Everyone has a lot to prove when earnings season rolls around, but it seems as if there's a lot hanging in the balance with Roku (ROKU -5.44%) as it steps up with fresh financials shortly after Wednesday's market close. Some of the questions that investors will be weighing on Roku in a few hours include:
- Will Roku suffer another sequential dip in viewing hours?
- Is there any progress on negotiations with YouTube and Prime Video to keep them on the hub?
- Can Roku deliver a market-thumping performance to get the stock back on track?
There's a lot to watch heading into Wednesday afternoon's quarterly report. Expectations are high. The stock price is low. Something has to give.
Gently down the stream
Roku as an investment has been lost in the wake of the otherwise buoyant market. The shares are trading 6% lower in a strong year for stocks, falling 36% since hitting an all-time high in July.
Despite the weak stock chart over the past few months, analysts are holding out for heady top-line growth in this week's third quarter report. Wall Street pros see $683.4 million in revenue for the three months ending in September, an 86% year-over-year advance. It's a different story on the bottom line, as analysts are modeling a decline in earnings per share from $0.09 to $0.06.
Profitability is taking a hit with its dongles as a result of supply chain constraints and component cost increases. Roku warned three months ago that the situation should continue into next year, making negative gross margins on the hardware end even worse.

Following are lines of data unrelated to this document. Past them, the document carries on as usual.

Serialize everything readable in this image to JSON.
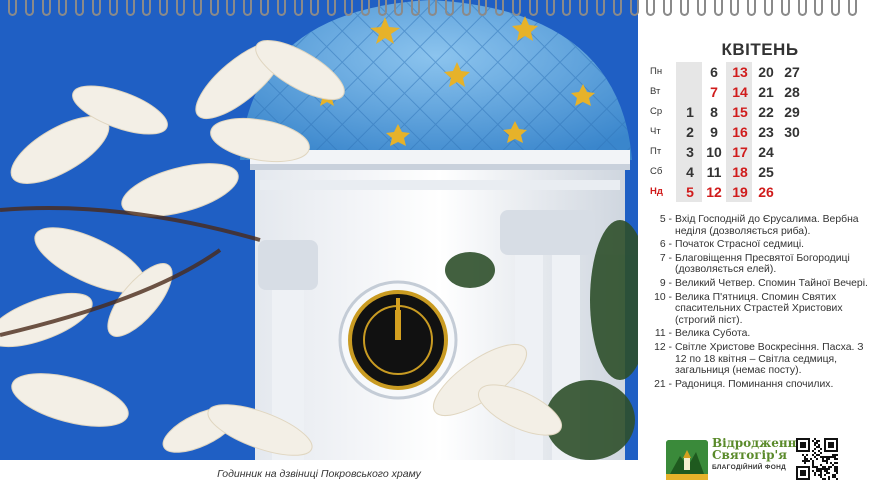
{
  "caption": "Годинник на дзвіниці Покровського храму",
  "calendar": {
    "month": "КВІТЕНЬ",
    "rows": [
      {
        "day": "Пн",
        "red": false,
        "cells": [
          {
            "v": "",
            "r": false
          },
          {
            "v": "6",
            "r": false
          },
          {
            "v": "13",
            "r": true
          },
          {
            "v": "20",
            "r": false
          },
          {
            "v": "27",
            "r": false
          }
        ]
      },
      {
        "day": "Вт",
        "red": false,
        "cells": [
          {
            "v": "",
            "r": false
          },
          {
            "v": "7",
            "r": true
          },
          {
            "v": "14",
            "r": true
          },
          {
            "v": "21",
            "r": false
          },
          {
            "v": "28",
            "r": false
          }
        ]
      },
      {
        "day": "Ср",
        "red": false,
        "cells": [
          {
            "v": "1",
            "r": false
          },
          {
            "v": "8",
            "r": false
          },
          {
            "v": "15",
            "r": true
          },
          {
            "v": "22",
            "r": false
          },
          {
            "v": "29",
            "r": false
          }
        ]
      },
      {
        "day": "Чт",
        "red": false,
        "cells": [
          {
            "v": "2",
            "r": false
          },
          {
            "v": "9",
            "r": false
          },
          {
            "v": "16",
            "r": true
          },
          {
            "v": "23",
            "r": false
          },
          {
            "v": "30",
            "r": false
          }
        ]
      },
      {
        "day": "Пт",
        "red": false,
        "cells": [
          {
            "v": "3",
            "r": false
          },
          {
            "v": "10",
            "r": false
          },
          {
            "v": "17",
            "r": true
          },
          {
            "v": "24",
            "r": false
          },
          {
            "v": "",
            "r": false
          }
        ]
      },
      {
        "day": "Сб",
        "red": false,
        "cells": [
          {
            "v": "4",
            "r": false
          },
          {
            "v": "11",
            "r": false
          },
          {
            "v": "18",
            "r": true
          },
          {
            "v": "25",
            "r": false
          },
          {
            "v": "",
            "r": false
          }
        ]
      },
      {
        "day": "Нд",
        "red": true,
        "cells": [
          {
            "v": "5",
            "r": true
          },
          {
            "v": "12",
            "r": true
          },
          {
            "v": "19",
            "r": true
          },
          {
            "v": "26",
            "r": true
          },
          {
            "v": "",
            "r": false
          }
        ]
      }
    ]
  },
  "holidays": [
    {
      "num": "5 -",
      "text": "Вхід Господній до Єрусалима. Вербна неділя (дозволяється риба)."
    },
    {
      "num": "6 -",
      "text": "Початок Страсної седмиці."
    },
    {
      "num": "7 -",
      "text": "Благовіщення Пресвятої Богородиці (дозволяється елей)."
    },
    {
      "num": "9 -",
      "text": "Великий Четвер. Спомин Тайної Вечері."
    },
    {
      "num": "10 -",
      "text": "Велика П'ятниця. Спомин Святих спасительних Страстей Христових (строгий піст)."
    },
    {
      "num": "11 -",
      "text": "Велика Субота."
    },
    {
      "num": "12 -",
      "text": "Світле Христове Воскресіння. Пасха. З 12 по 18 квітня – Світла седмиця, загальниця (немає посту)."
    },
    {
      "num": "21 -",
      "text": "Радониця. Поминання спочилих."
    }
  ],
  "brand": {
    "name_line1": "Відродження",
    "name_line2": "Святогір'я",
    "subtitle": "БЛАГОДІЙНИЙ ФОНД"
  },
  "colors": {
    "accent_red": "#d01c1c",
    "sky": "#1f5fc4",
    "dome": "#5aa6e0",
    "gold": "#d4a020",
    "brand_green": "#5a8a2a"
  },
  "icons": [
    "spiral-binding",
    "church-logo-icon",
    "qr-code"
  ]
}
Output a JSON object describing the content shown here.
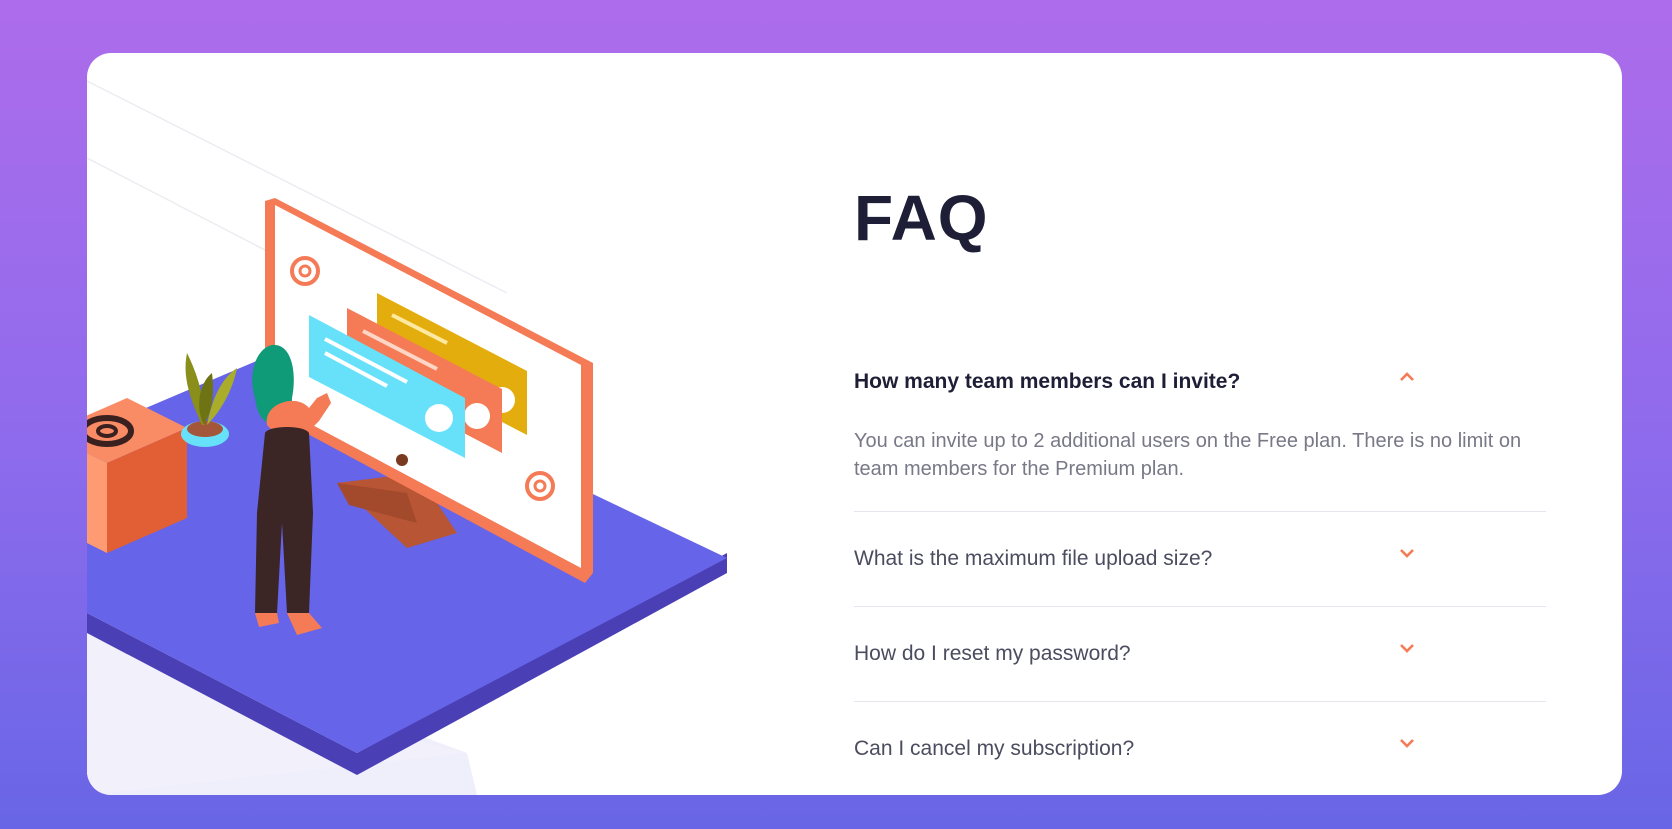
{
  "faq": {
    "title": "FAQ",
    "items": [
      {
        "question": "How many team members can I invite?",
        "answer": "You can invite up to 2 additional users on the Free plan. There is no limit on team members for the Premium plan.",
        "open": true
      },
      {
        "question": "What is the maximum file upload size?",
        "open": false
      },
      {
        "question": "How do I reset my password?",
        "open": false
      },
      {
        "question": "Can I cancel my subscription?",
        "open": false
      }
    ]
  },
  "colors": {
    "accent": "#f47b56",
    "heading": "#1e1f36",
    "text": "#4b4c5f",
    "bg_top": "#ad6ceb",
    "bg_bottom": "#6866e6"
  },
  "icons": {
    "open": "chevron-up-icon",
    "closed": "chevron-down-icon",
    "at_symbol": "at-sign-icon"
  }
}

The disappointing outlook back in August has weighed on the shares since the summertime peak. That report also showed a sequential dip in hours streamed, something that we had yet to see in Roku's publicly traded tenure. In retrospect, the sequential decline in viewing makes sense. With more people vaccinated in the springtime of this year, we began to spend less time at home and more time outside. Will it bounce back this time around?
Revenue is still going to grow briskly as year-over-year growth in active accounts is stacked on top of advertisers willing to pay more to reach Roku users. Seeing viewing time start moving in the right direction again will help the stock clear that psychological hurdle.

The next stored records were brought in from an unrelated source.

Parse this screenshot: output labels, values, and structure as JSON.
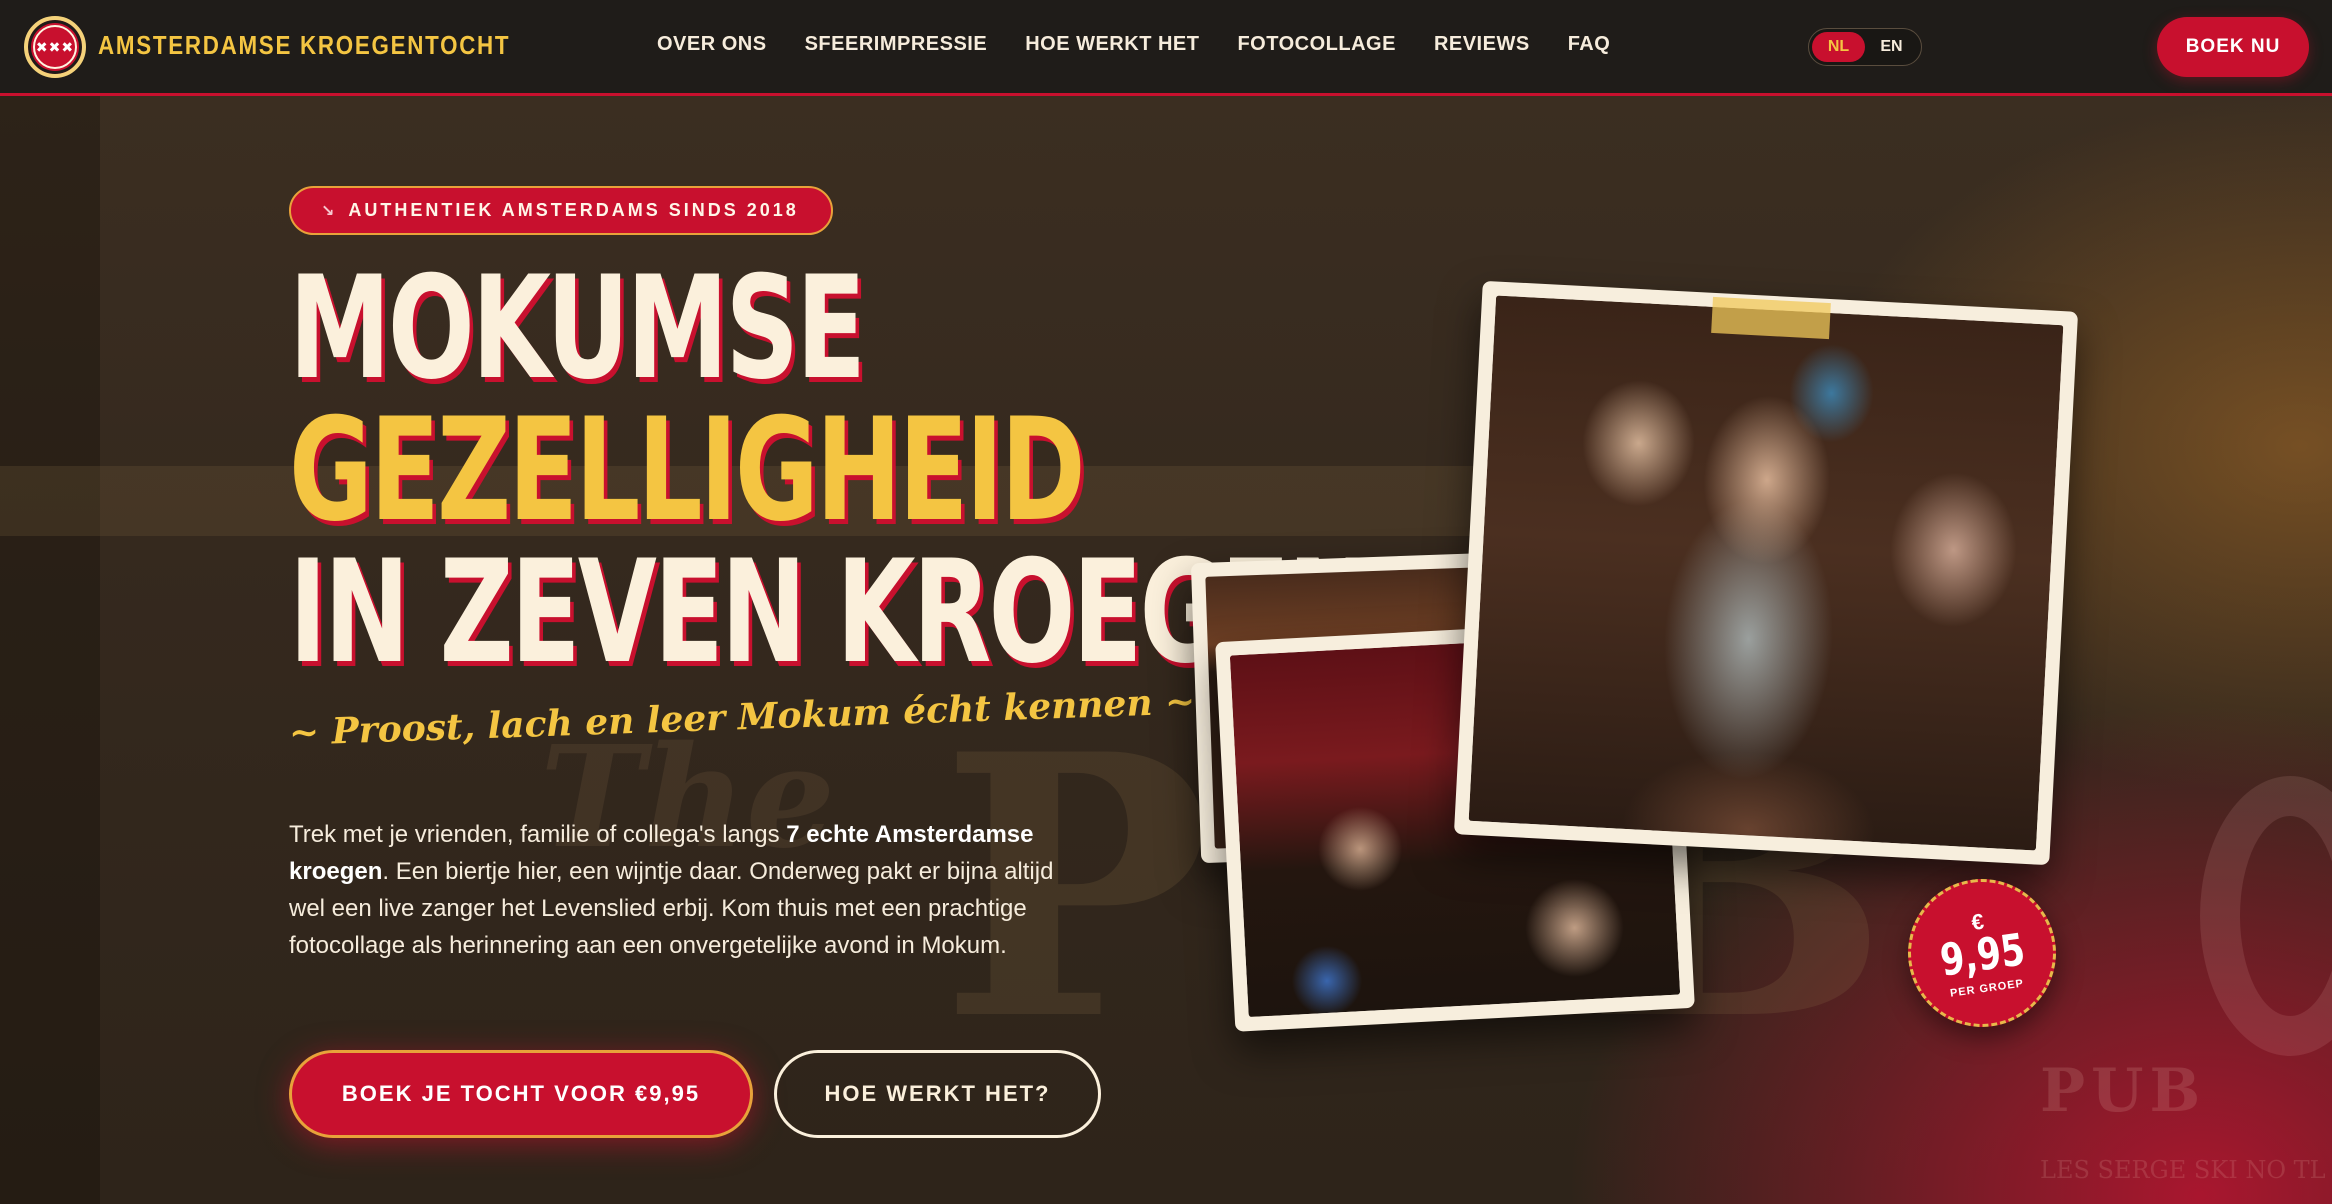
{
  "brand": {
    "logo_mark": "✖✖✖",
    "name": "AMSTERDAMSE KROEGENTOCHT"
  },
  "nav": {
    "items": [
      {
        "label": "OVER ONS"
      },
      {
        "label": "SFEERIMPRESSIE"
      },
      {
        "label": "HOE WERKT HET"
      },
      {
        "label": "FOTOCOLLAGE"
      },
      {
        "label": "REVIEWS"
      },
      {
        "label": "FAQ"
      }
    ],
    "languages": [
      {
        "label": "NL",
        "active": true
      },
      {
        "label": "EN",
        "active": false
      }
    ],
    "cta_label": "BOEK NU"
  },
  "hero": {
    "badge": {
      "icon": "beer-icon",
      "label": "AUTHENTIEK AMSTERDAMS SINDS 2018"
    },
    "headline": {
      "line1": "MOKUMSE",
      "line2": "GEZELLIGHEID",
      "line3": "IN ZEVEN KROEGEN"
    },
    "tagline": "~ Proost, lach en leer Mokum écht kennen ~",
    "intro": {
      "part1": "Trek met je vrienden, familie of collega's langs ",
      "bold1": "7 echte Amsterdamse kroegen",
      "part2": ". Een biertje hier, een wijntje daar. Onderweg pakt er bijna altijd wel een live zanger het Levenslied erbij. Kom thuis met een prachtige fotocollage als herinnering aan een onvergetelijke avond in Mokum."
    },
    "primary_cta": "BOEK JE TOCHT VOOR €9,95",
    "secondary_cta": "HOE WERKT HET?"
  },
  "price_stamp": {
    "currency": "€",
    "amount": "9,95",
    "per": "PER GROEP"
  },
  "background": {
    "sign_text": "PUB",
    "sign_prefix": "The",
    "corner_sign": "PUB",
    "corner_sub": "LES SERGE SKI NO TL"
  },
  "colors": {
    "accent_red": "#c8102e",
    "accent_yellow": "#f4c542",
    "cream": "#fbf0dc",
    "nav_bg": "#1f1c19"
  }
}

Roku will also be asked how negotiations are going with Amazon (AMZN -2.02%) and Alphabet's (GOOG -7.44%) (GOOGL -7.68%) Google to keep Prime Video and YouTube on the platform. There's a lot to lose for all three parties if things don't get ironed out. Streaming services in general will become less ubiquitous if there aren't smart TV platforms where all of the leading apps are available.
We won't get all of the answers we want this afternoon. If Roku had deals in place with Amazon and Google, it would've announced that already. Even topping lightweight earnings expectations won't silence the worrywarts, as Roku has routinely landed well ahead of Wall Street profit targets -- including last time out, with the stock taking a hit anyway.

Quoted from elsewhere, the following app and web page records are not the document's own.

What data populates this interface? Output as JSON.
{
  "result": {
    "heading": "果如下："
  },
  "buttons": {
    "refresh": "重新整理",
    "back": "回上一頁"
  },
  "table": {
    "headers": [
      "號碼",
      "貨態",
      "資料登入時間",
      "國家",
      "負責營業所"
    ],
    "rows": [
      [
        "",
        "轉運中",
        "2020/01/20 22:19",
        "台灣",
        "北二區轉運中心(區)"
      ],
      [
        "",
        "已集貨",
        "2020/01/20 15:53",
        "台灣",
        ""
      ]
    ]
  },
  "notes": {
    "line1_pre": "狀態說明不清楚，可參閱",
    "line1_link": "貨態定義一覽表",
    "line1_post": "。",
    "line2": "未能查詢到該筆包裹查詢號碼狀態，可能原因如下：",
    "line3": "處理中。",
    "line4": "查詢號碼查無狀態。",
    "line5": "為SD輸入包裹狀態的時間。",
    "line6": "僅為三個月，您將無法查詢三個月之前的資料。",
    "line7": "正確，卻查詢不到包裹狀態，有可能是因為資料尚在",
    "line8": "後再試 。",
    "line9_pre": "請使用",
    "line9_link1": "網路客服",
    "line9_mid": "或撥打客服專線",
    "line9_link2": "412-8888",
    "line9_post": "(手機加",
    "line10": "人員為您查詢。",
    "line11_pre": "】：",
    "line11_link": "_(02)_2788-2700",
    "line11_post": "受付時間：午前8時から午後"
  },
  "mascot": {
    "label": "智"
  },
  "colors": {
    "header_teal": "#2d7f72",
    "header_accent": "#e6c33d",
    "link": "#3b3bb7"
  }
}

Roku has established itself as a bellwether among media stocks, but right now it's reacting more to its own shortcomings than to the strength of the industry itself. A strong quarterly report can help make Roku stock a winner again.